◆ AIM OF THE EXERCISE ◆
Please report every line of the listing below that has the word "this" in it.

+++ EXERCISE DATA +++

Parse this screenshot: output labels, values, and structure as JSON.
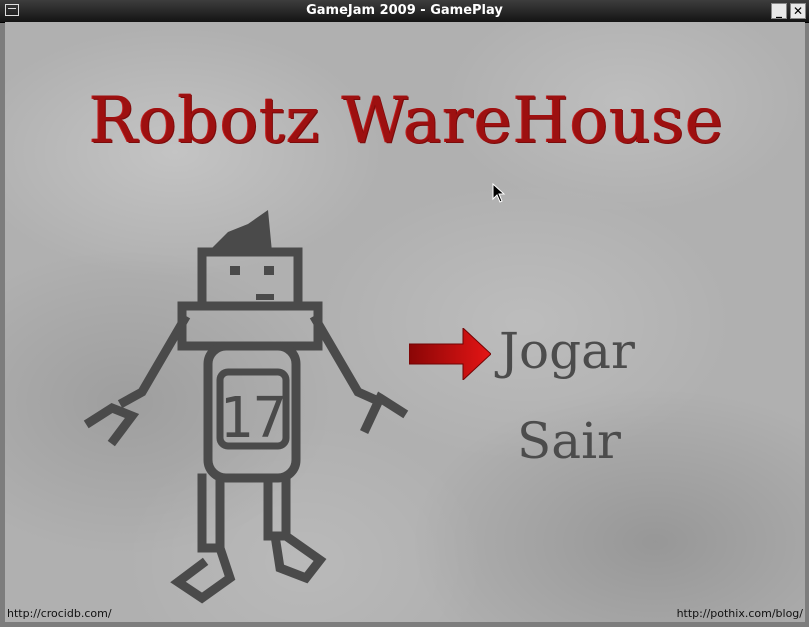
{
  "window": {
    "title": "GameJam 2009 - GamePlay",
    "icon": "window-menu-icon",
    "minimize_label": "_",
    "close_label": "✕"
  },
  "game": {
    "title": "Robotz WareHouse",
    "title_color": "#9d1010",
    "robot_number": "17",
    "menu": {
      "items": [
        {
          "label": "Jogar",
          "selected": true
        },
        {
          "label": "Sair",
          "selected": false
        }
      ],
      "selector_icon": "red-arrow-icon"
    }
  },
  "credits": {
    "left": "http://crocidb.com/",
    "right": "http://pothix.com/blog/"
  },
  "colors": {
    "background": "#b0b0b0",
    "menu_text": "#4c4c4c",
    "robot_stroke": "#4a4a4a",
    "arrow": "#c41010"
  }
}
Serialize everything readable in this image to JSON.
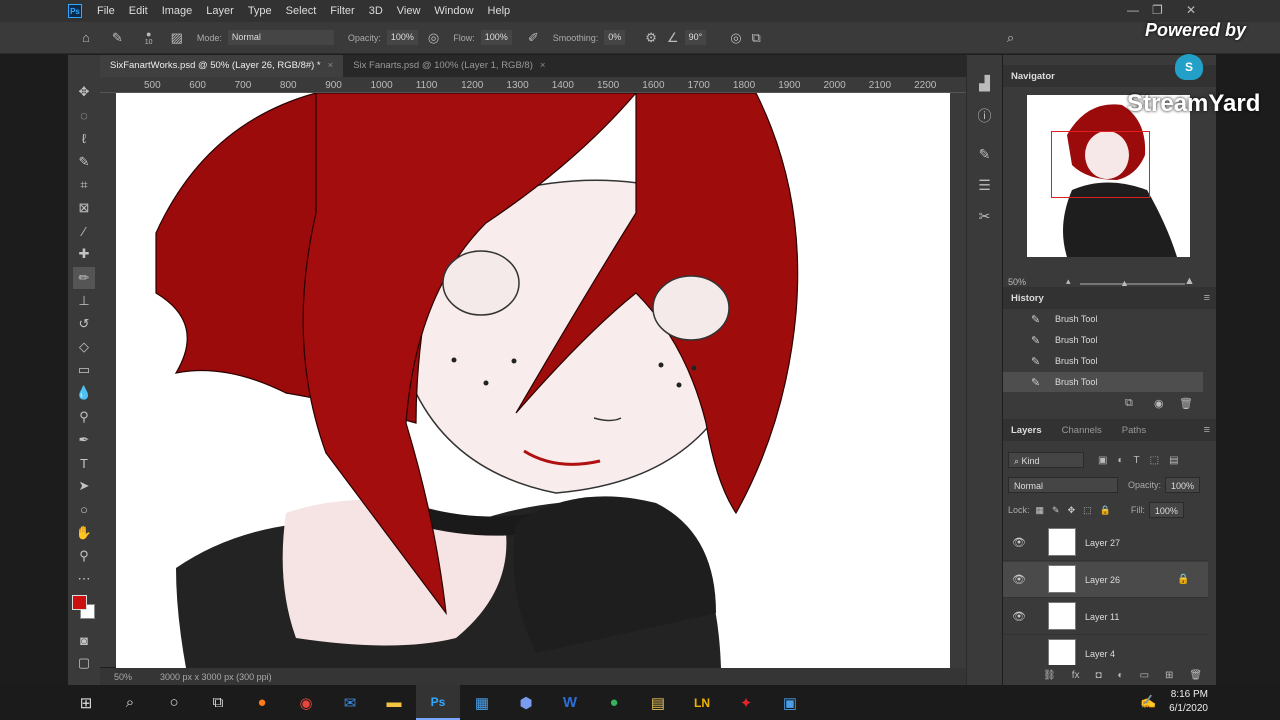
{
  "menubar": {
    "items": [
      "File",
      "Edit",
      "Image",
      "Layer",
      "Type",
      "Select",
      "Filter",
      "3D",
      "View",
      "Window",
      "Help"
    ],
    "logo": "Ps"
  },
  "options": {
    "brush_size": "10",
    "mode_label": "Mode:",
    "mode_value": "Normal",
    "opacity_label": "Opacity:",
    "opacity_value": "100%",
    "flow_label": "Flow:",
    "flow_value": "100%",
    "smoothing_label": "Smoothing:",
    "smoothing_value": "0%",
    "angle_value": "90°"
  },
  "tabs": [
    {
      "label": "SixFanartWorks.psd @ 50% (Layer 26, RGB/8#) *",
      "active": true
    },
    {
      "label": "Six Fanarts.psd @ 100% (Layer 1, RGB/8)",
      "active": false
    }
  ],
  "ruler": {
    "ticks": [
      "500",
      "600",
      "700",
      "800",
      "900",
      "1000",
      "1100",
      "1200",
      "1300",
      "1400",
      "1500",
      "1600",
      "1700",
      "1800",
      "1900",
      "2000",
      "2100",
      "2200"
    ]
  },
  "status": {
    "zoom": "50%",
    "doc_size": "3000 px x 3000 px (300 ppi)"
  },
  "navigator": {
    "title": "Navigator",
    "zoom": "50%"
  },
  "history": {
    "title": "History",
    "items": [
      "Brush Tool",
      "Brush Tool",
      "Brush Tool",
      "Brush Tool"
    ]
  },
  "layers": {
    "tab_layers": "Layers",
    "tab_channels": "Channels",
    "tab_paths": "Paths",
    "kind_label": "Kind",
    "blend_mode": "Normal",
    "opacity_label": "Opacity:",
    "opacity_value": "100%",
    "lock_label": "Lock:",
    "fill_label": "Fill:",
    "fill_value": "100%",
    "items": [
      {
        "name": "Layer 27"
      },
      {
        "name": "Layer 26"
      },
      {
        "name": "Layer 11"
      },
      {
        "name": "Layer 4"
      }
    ]
  },
  "overlay": {
    "powered_by": "Powered by",
    "brand": "StreamYard"
  },
  "taskbar": {
    "time": "8:16 PM",
    "date": "6/1/2020"
  },
  "colors": {
    "foreground": "#cc0f0f",
    "background": "#ffffff",
    "hair": "#9b0b0b"
  }
}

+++

◆ FINAL ANSWER ◆
Parse this screenshot: output labels, values, and structure as JSON.
Serialize everything readable in this image to JSON.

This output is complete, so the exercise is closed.